# PROBLEM TO WORK ON
Your response should contain each line of the data that includes "Marketplace".
[THE DATA — start]
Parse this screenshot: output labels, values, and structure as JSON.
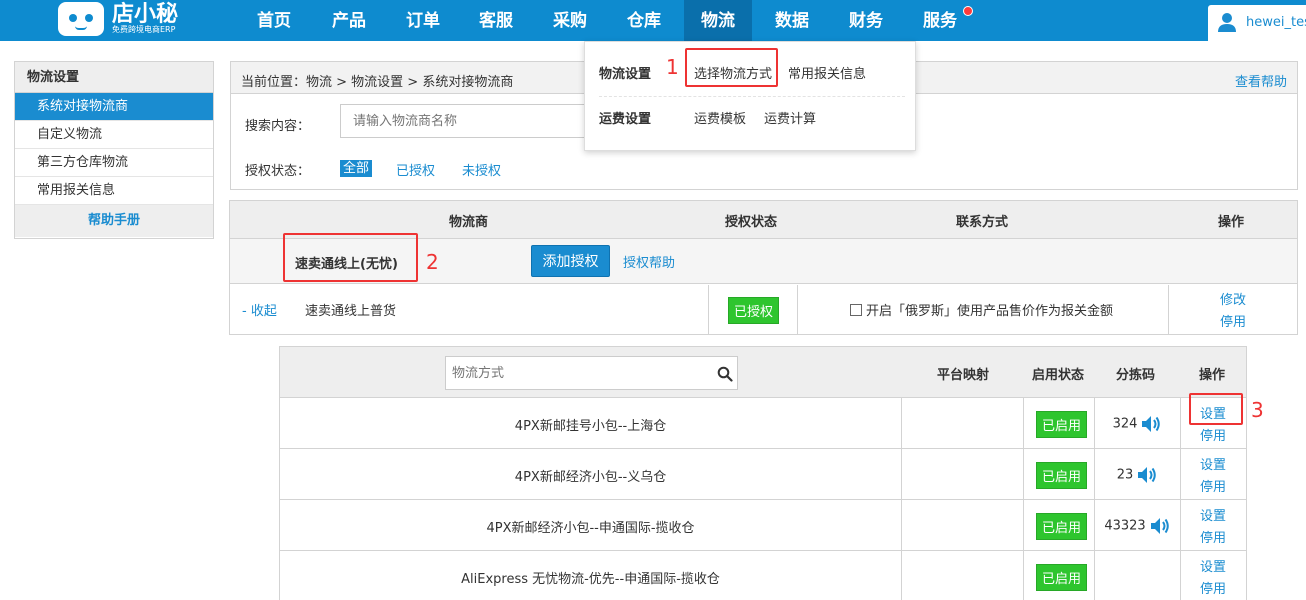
{
  "logo": {
    "name": "店小秘",
    "subtitle": "免费跨境电商ERP"
  },
  "nav": {
    "items": [
      "首页",
      "产品",
      "订单",
      "客服",
      "采购",
      "仓库",
      "物流",
      "数据",
      "财务",
      "服务"
    ],
    "active_index": 6,
    "user": "hewei_tes"
  },
  "sidebar": {
    "title": "物流设置",
    "items": [
      "系统对接物流商",
      "自定义物流",
      "第三方仓库物流",
      "常用报关信息"
    ],
    "active_index": 0,
    "help": "帮助手册"
  },
  "breadcrumb": {
    "label": "当前位置：",
    "path": "物流 > 物流设置 > 系统对接物流商",
    "help": "查看帮助"
  },
  "search": {
    "label": "搜索内容：",
    "placeholder": "请输入物流商名称"
  },
  "auth_filter": {
    "label": "授权状态：",
    "options": [
      "全部",
      "已授权",
      "未授权"
    ],
    "selected": "全部"
  },
  "dropdown": {
    "group1": {
      "title": "物流设置",
      "items": [
        "选择物流方式",
        "常用报关信息"
      ]
    },
    "group2": {
      "title": "运费设置",
      "items": [
        "运费模板",
        "运费计算"
      ]
    }
  },
  "provider_table": {
    "headers": [
      "物流商",
      "授权状态",
      "联系方式",
      "操作"
    ],
    "provider": "速卖通线上(无忧)",
    "add_button": "添加授权",
    "auth_help": "授权帮助",
    "account": {
      "collapse": "- 收起",
      "name": "速卖通线上普货",
      "status": "已授权",
      "option": "开启「俄罗斯」使用产品售价作为报关金额",
      "edit": "修改",
      "disable": "停用"
    }
  },
  "method_table": {
    "search_placeholder": "物流方式",
    "headers": [
      "平台映射",
      "启用状态",
      "分拣码",
      "操作"
    ],
    "rows": [
      {
        "name": "4PX新邮挂号小包--上海仓",
        "status": "已启用",
        "code": "324",
        "set": "设置",
        "stop": "停用"
      },
      {
        "name": "4PX新邮经济小包--义乌仓",
        "status": "已启用",
        "code": "23",
        "set": "设置",
        "stop": "停用"
      },
      {
        "name": "4PX新邮经济小包--申通国际-揽收仓",
        "status": "已启用",
        "code": "43323",
        "set": "设置",
        "stop": "停用"
      },
      {
        "name": "AliExpress 无忧物流-优先--申通国际-揽收仓",
        "status": "已启用",
        "code": "",
        "set": "设置",
        "stop": "停用"
      }
    ]
  },
  "annotations": [
    "1",
    "2",
    "3"
  ],
  "colors": {
    "primary": "#1a8cd0",
    "nav": "#0e8bcf",
    "nav_active": "#0a6fab",
    "enabled": "#2ec52e",
    "annotation": "#ee3333"
  }
}
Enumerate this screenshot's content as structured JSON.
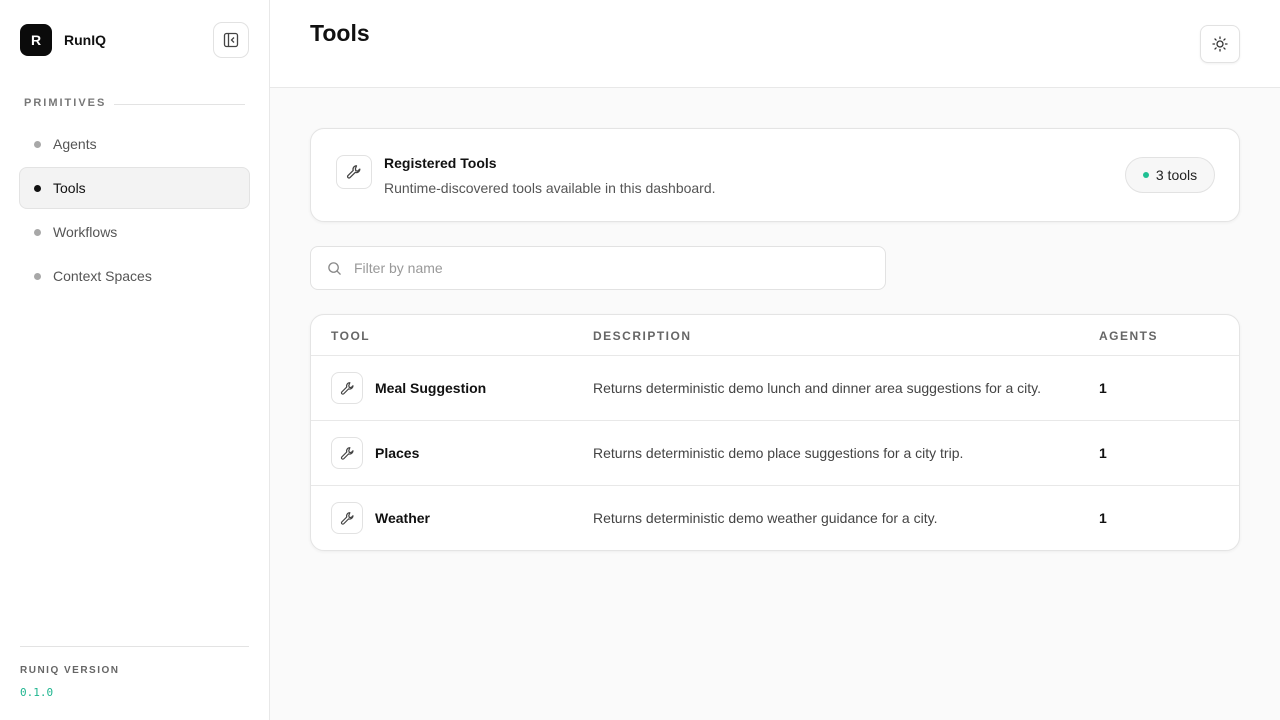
{
  "brand": {
    "logo_letter": "R",
    "name": "RunIQ"
  },
  "sidebar": {
    "section_label": "PRIMITIVES",
    "items": [
      {
        "label": "Agents",
        "active": false
      },
      {
        "label": "Tools",
        "active": true
      },
      {
        "label": "Workflows",
        "active": false
      },
      {
        "label": "Context Spaces",
        "active": false
      }
    ],
    "footer": {
      "version_label": "RUNIQ VERSION",
      "version": "0.1.0"
    }
  },
  "header": {
    "title": "Tools"
  },
  "summary": {
    "title": "Registered Tools",
    "subtitle": "Runtime-discovered tools available in this dashboard.",
    "count_label": "3 tools"
  },
  "search": {
    "placeholder": "Filter by name",
    "value": ""
  },
  "table": {
    "columns": [
      "TOOL",
      "DESCRIPTION",
      "AGENTS"
    ],
    "rows": [
      {
        "name": "Meal Suggestion",
        "description": "Returns deterministic demo lunch and dinner area suggestions for a city.",
        "agents": "1"
      },
      {
        "name": "Places",
        "description": "Returns deterministic demo place suggestions for a city trip.",
        "agents": "1"
      },
      {
        "name": "Weather",
        "description": "Returns deterministic demo weather guidance for a city.",
        "agents": "1"
      }
    ]
  },
  "colors": {
    "accent": "#1fc093",
    "version_text": "#1fb58f",
    "logo_bg": "#0b0b0b"
  },
  "icons": {
    "collapse": "sidebar-collapse-icon",
    "theme": "sun-icon",
    "tool": "wrench-icon",
    "search": "search-icon"
  }
}
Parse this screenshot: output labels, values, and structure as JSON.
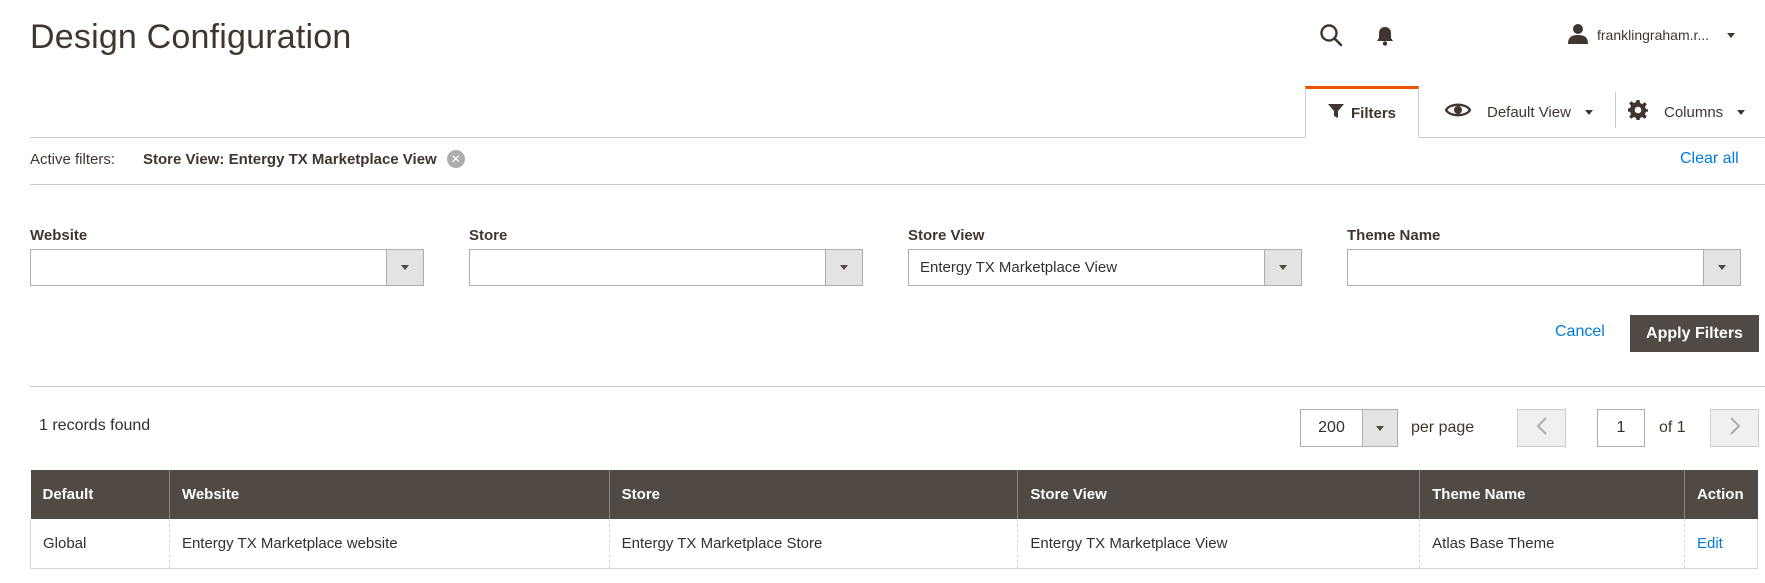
{
  "header": {
    "title": "Design Configuration",
    "user_name": "franklingraham.r..."
  },
  "toolbar": {
    "filters_label": "Filters",
    "view_label": "Default View",
    "columns_label": "Columns"
  },
  "active_filters": {
    "label": "Active filters:",
    "chips": [
      "Store View: Entergy TX Marketplace View"
    ],
    "clear_all": "Clear all"
  },
  "filters": {
    "website": {
      "label": "Website",
      "value": ""
    },
    "store": {
      "label": "Store",
      "value": ""
    },
    "store_view": {
      "label": "Store View",
      "value": "Entergy TX Marketplace View"
    },
    "theme_name": {
      "label": "Theme Name",
      "value": ""
    },
    "cancel": "Cancel",
    "apply": "Apply Filters"
  },
  "pager": {
    "records": "1 records found",
    "per_page_value": "200",
    "per_page_label": "per page",
    "current_page": "1",
    "of_label": "of 1"
  },
  "table": {
    "columns": [
      "Default",
      "Website",
      "Store",
      "Store View",
      "Theme Name",
      "Action"
    ],
    "rows": [
      {
        "default": "Global",
        "website": "Entergy TX Marketplace website",
        "store": "Entergy TX Marketplace Store",
        "store_view": "Entergy TX Marketplace View",
        "theme_name": "Atlas Base Theme",
        "action": "Edit"
      }
    ]
  },
  "colors": {
    "accent_tab": "#eb5202",
    "header_bg": "#514943",
    "link": "#007bdb"
  }
}
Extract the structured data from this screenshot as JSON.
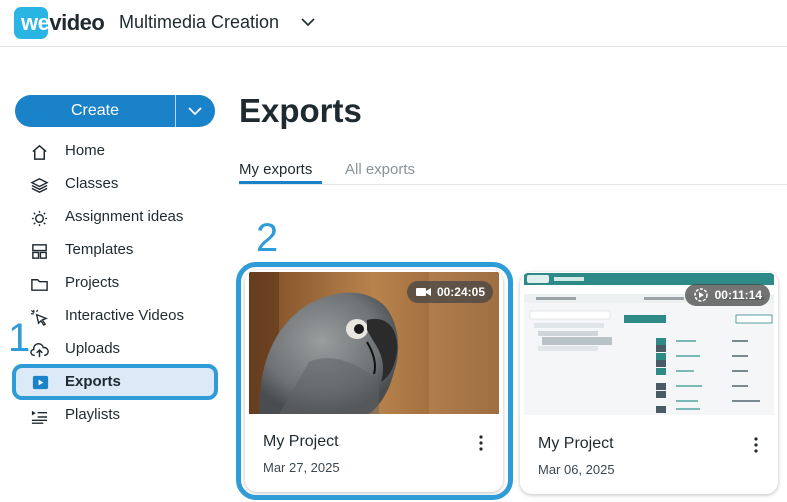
{
  "header": {
    "logo_we": "we",
    "logo_video": "video",
    "workspace": "Multimedia Creation"
  },
  "sidebar": {
    "create_label": "Create",
    "items": [
      {
        "label": "Home",
        "icon": "home-icon"
      },
      {
        "label": "Classes",
        "icon": "layers-icon"
      },
      {
        "label": "Assignment ideas",
        "icon": "lightbulb-icon"
      },
      {
        "label": "Templates",
        "icon": "templates-icon"
      },
      {
        "label": "Projects",
        "icon": "folder-icon"
      },
      {
        "label": "Interactive Videos",
        "icon": "cursor-click-icon"
      },
      {
        "label": "Uploads",
        "icon": "cloud-upload-icon"
      },
      {
        "label": "Exports",
        "icon": "play-square-icon",
        "active": true
      },
      {
        "label": "Playlists",
        "icon": "playlist-icon"
      }
    ]
  },
  "annotations": {
    "step1": "1",
    "step2": "2"
  },
  "main": {
    "title": "Exports",
    "tabs": [
      {
        "label": "My exports",
        "active": true
      },
      {
        "label": "All exports",
        "active": false
      }
    ],
    "exports": [
      {
        "title": "My Project",
        "date": "Mar 27, 2025",
        "duration": "00:24:05",
        "duration_icon": "video-camera-icon",
        "thumbnail": "parrot-photo"
      },
      {
        "title": "My Project",
        "date": "Mar 06, 2025",
        "duration": "00:11:14",
        "duration_icon": "interactive-play-icon",
        "thumbnail": "app-screenshot"
      }
    ]
  },
  "colors": {
    "brand": "#2ab4e4",
    "primary": "#1a82c9",
    "annotation": "#2f9bd7",
    "active_bg": "#dce9f6"
  }
}
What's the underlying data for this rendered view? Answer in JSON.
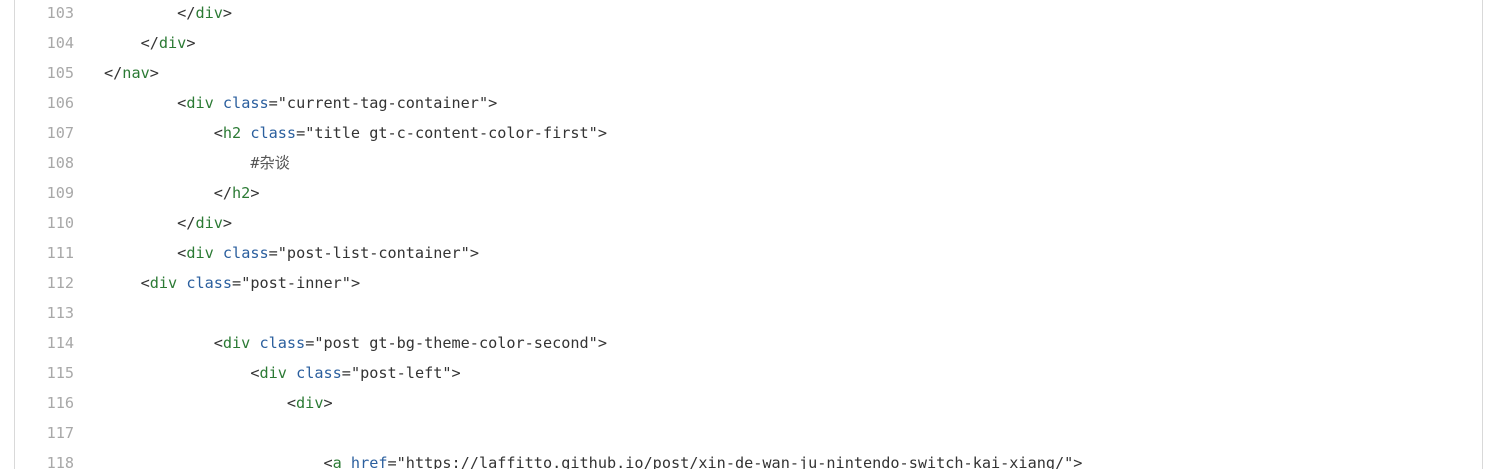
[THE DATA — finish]
# RESULT FOR THIS TASK
      "Store View: Entergy TX Marketplace View"
      "value": "Entergy TX Marketplace View"
        "website": "Entergy TX Marketplace website",
        "store": "Entergy TX Marketplace Store",
        "store_view": "Entergy TX Marketplace View",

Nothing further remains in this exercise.